*** Block opens ***
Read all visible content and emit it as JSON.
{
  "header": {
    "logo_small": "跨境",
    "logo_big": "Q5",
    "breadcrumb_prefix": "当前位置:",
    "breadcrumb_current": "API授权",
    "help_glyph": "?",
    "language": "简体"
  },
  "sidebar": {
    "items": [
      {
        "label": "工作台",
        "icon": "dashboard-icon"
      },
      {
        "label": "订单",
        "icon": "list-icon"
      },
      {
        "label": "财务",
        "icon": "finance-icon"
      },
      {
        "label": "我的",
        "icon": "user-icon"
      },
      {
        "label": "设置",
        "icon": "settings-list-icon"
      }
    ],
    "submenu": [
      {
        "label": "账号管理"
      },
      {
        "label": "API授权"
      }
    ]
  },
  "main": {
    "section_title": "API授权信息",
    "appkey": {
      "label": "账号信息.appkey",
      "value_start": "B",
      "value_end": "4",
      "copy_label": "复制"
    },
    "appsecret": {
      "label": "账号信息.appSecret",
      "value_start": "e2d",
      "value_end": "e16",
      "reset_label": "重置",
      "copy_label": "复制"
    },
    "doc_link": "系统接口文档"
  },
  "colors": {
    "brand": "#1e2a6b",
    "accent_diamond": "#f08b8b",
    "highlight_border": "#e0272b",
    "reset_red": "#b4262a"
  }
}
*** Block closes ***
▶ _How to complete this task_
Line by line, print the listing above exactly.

▶ _Task solution_
Read all visible content and emit it as JSON.
{
  "header": {
    "logo_small": "跨境",
    "logo_big": "Q5",
    "breadcrumb_prefix": "当前位置:",
    "breadcrumb_current": "API授权",
    "help_glyph": "?",
    "language": "简体"
  },
  "sidebar": {
    "items": [
      {
        "label": "工作台",
        "icon": "dashboard-icon"
      },
      {
        "label": "订单",
        "icon": "list-icon"
      },
      {
        "label": "财务",
        "icon": "finance-icon"
      },
      {
        "label": "我的",
        "icon": "user-icon"
      },
      {
        "label": "设置",
        "icon": "settings-list-icon"
      }
    ],
    "submenu": [
      {
        "label": "账号管理"
      },
      {
        "label": "API授权"
      }
    ]
  },
  "main": {
    "section_title": "API授权信息",
    "appkey": {
      "label": "账号信息.appkey",
      "value_start": "B",
      "value_end": "4",
      "copy_label": "复制"
    },
    "appsecret": {
      "label": "账号信息.appSecret",
      "value_start": "e2d",
      "value_end": "e16",
      "reset_label": "重置",
      "copy_label": "复制"
    },
    "doc_link": "系统接口文档"
  },
  "colors": {
    "brand": "#1e2a6b",
    "accent_diamond": "#f08b8b",
    "highlight_border": "#e0272b",
    "reset_red": "#b4262a"
  }
}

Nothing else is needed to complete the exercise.